(Stored records)
----------
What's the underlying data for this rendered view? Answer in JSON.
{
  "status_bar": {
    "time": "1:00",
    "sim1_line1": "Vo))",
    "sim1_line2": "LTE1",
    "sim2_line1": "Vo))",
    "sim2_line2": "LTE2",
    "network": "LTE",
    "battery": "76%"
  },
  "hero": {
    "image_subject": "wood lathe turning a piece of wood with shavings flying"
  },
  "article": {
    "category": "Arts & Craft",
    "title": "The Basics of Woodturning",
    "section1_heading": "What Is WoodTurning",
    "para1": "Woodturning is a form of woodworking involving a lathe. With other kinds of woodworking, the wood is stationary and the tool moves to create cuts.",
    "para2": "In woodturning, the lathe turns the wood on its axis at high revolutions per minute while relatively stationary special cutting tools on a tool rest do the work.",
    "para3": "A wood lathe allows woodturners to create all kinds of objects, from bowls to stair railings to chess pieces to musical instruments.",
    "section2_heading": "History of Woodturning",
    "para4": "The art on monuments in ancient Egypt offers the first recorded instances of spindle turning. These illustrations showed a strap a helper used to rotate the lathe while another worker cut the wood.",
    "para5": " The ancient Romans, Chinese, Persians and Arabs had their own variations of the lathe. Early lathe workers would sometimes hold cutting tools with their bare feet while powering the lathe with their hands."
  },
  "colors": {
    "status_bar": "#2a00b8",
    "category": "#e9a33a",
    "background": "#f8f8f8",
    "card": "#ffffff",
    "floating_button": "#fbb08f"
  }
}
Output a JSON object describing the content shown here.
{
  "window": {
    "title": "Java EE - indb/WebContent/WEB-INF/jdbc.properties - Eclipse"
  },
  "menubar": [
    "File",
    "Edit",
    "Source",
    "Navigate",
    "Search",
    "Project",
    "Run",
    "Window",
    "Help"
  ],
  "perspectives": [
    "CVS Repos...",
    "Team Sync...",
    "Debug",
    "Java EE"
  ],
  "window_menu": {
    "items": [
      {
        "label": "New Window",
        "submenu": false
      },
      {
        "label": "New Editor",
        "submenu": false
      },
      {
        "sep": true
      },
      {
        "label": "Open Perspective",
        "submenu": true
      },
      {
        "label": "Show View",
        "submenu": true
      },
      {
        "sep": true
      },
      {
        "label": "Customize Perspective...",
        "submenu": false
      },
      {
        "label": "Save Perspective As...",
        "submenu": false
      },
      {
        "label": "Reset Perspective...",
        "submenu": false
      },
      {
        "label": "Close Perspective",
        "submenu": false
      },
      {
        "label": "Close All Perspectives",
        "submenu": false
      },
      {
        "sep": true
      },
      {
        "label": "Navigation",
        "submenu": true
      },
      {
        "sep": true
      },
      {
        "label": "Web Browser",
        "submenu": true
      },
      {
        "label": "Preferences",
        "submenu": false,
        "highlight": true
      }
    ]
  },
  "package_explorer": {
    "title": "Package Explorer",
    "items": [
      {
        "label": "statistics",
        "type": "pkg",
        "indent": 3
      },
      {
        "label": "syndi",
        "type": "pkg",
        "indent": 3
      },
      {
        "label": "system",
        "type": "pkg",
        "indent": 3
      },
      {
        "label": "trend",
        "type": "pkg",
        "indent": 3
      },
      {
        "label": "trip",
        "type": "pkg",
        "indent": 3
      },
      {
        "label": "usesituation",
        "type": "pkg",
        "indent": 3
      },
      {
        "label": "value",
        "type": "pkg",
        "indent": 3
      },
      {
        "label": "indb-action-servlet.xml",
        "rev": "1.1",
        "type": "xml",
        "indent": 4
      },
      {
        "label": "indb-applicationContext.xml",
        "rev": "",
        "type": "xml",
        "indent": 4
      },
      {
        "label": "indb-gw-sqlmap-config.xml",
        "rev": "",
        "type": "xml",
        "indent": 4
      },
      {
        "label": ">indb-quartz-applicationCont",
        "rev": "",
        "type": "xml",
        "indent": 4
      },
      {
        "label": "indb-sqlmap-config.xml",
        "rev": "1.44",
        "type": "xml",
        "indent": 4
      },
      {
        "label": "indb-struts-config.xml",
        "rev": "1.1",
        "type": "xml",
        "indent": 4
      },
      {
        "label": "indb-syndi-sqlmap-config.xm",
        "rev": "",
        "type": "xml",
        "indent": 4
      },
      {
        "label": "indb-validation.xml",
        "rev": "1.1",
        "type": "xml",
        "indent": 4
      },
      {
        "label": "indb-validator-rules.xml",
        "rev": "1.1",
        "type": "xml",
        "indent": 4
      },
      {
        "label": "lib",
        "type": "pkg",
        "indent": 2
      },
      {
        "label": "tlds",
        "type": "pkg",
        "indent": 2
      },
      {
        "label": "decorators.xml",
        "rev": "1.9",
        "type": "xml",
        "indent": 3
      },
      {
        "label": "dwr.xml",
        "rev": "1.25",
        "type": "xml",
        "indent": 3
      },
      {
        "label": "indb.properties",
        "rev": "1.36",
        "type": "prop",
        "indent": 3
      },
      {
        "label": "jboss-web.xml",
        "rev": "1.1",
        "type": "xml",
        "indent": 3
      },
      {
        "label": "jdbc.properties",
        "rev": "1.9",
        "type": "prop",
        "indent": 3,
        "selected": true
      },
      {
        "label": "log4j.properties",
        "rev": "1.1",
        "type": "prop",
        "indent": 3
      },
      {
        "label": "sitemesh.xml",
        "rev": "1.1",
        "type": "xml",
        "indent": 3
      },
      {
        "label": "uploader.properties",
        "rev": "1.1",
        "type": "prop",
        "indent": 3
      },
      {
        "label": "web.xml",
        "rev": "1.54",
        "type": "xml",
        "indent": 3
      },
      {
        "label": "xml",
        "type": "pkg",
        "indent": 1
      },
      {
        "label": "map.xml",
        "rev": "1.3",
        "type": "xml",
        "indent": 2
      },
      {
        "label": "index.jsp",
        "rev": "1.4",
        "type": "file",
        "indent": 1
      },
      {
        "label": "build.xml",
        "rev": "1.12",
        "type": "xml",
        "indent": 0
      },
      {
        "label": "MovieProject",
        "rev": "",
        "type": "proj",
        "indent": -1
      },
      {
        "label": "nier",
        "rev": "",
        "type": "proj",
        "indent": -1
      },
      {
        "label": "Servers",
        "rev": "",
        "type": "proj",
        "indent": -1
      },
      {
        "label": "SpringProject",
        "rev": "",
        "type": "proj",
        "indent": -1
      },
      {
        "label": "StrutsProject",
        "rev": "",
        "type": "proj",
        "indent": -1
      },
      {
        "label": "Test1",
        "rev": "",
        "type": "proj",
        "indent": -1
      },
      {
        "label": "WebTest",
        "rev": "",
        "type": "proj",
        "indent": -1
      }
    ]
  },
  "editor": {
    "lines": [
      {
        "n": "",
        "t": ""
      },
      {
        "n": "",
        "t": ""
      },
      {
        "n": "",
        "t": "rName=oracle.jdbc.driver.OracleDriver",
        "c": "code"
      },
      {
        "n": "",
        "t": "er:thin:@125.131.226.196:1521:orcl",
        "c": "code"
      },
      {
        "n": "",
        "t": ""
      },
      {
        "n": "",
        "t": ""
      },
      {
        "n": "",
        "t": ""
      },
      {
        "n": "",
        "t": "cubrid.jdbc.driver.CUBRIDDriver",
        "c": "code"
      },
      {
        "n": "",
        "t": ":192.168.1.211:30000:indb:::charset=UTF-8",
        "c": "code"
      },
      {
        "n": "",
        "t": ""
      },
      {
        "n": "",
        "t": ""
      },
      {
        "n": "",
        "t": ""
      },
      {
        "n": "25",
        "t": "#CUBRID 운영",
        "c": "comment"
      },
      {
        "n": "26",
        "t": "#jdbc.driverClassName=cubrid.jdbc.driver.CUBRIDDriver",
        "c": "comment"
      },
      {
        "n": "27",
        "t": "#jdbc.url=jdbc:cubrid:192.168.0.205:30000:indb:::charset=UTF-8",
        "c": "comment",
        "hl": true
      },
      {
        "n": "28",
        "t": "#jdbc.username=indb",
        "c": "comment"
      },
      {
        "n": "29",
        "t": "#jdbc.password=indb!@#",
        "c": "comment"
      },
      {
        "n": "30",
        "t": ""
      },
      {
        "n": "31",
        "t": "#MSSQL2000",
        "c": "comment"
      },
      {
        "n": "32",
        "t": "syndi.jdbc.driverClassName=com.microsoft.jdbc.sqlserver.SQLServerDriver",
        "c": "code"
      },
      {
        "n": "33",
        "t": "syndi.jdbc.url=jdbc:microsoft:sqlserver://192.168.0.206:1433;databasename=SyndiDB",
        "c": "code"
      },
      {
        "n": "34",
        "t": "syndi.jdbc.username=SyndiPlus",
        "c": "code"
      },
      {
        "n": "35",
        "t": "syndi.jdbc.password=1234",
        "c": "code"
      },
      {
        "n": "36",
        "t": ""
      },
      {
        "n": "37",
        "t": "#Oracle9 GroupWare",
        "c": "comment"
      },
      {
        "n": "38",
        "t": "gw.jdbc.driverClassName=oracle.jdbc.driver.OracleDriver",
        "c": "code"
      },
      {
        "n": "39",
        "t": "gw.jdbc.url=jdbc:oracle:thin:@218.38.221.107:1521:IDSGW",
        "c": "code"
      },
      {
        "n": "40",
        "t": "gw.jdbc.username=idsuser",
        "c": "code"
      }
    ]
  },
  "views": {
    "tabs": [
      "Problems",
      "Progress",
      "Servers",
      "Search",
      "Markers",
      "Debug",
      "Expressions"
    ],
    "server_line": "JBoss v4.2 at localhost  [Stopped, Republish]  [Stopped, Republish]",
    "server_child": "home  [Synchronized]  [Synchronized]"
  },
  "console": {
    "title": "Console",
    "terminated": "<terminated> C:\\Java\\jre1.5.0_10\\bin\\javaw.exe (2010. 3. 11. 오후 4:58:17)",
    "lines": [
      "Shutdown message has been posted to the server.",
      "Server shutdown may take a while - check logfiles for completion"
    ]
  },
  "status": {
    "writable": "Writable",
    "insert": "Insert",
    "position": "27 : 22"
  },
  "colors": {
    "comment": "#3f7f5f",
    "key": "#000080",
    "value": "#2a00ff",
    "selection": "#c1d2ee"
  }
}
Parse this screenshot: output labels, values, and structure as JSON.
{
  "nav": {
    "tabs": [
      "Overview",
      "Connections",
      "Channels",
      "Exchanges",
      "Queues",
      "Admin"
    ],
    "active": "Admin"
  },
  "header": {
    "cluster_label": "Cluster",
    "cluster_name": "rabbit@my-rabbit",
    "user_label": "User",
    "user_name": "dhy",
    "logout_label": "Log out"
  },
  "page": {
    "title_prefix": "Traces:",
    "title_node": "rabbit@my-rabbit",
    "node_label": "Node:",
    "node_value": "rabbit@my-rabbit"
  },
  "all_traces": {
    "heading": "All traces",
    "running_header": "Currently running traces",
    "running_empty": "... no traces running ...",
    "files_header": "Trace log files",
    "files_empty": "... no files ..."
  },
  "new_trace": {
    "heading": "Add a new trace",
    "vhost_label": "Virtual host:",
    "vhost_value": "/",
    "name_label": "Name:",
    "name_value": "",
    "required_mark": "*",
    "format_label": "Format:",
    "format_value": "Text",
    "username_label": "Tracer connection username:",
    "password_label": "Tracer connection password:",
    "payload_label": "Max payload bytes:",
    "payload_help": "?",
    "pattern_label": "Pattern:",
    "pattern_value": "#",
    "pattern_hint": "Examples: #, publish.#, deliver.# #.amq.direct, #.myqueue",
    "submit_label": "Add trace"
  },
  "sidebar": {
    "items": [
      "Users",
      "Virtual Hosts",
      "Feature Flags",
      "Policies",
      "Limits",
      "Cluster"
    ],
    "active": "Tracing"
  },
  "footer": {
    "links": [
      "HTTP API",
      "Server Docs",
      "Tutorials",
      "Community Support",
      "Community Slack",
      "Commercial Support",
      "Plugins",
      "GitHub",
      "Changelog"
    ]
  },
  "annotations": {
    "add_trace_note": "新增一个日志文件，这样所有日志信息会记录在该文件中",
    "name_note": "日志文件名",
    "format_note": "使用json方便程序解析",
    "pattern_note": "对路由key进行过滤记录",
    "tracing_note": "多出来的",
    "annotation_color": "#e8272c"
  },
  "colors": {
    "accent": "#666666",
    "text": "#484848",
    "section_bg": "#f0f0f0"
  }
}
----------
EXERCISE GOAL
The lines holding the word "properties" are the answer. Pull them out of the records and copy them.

RESPONSE BELOW
    "title": "Java EE - indb/WebContent/WEB-INF/jdbc.properties - Eclipse"
        "label": "indb.properties",
        "label": "jdbc.properties",
        "label": "log4j.properties",
        "label": "uploader.properties",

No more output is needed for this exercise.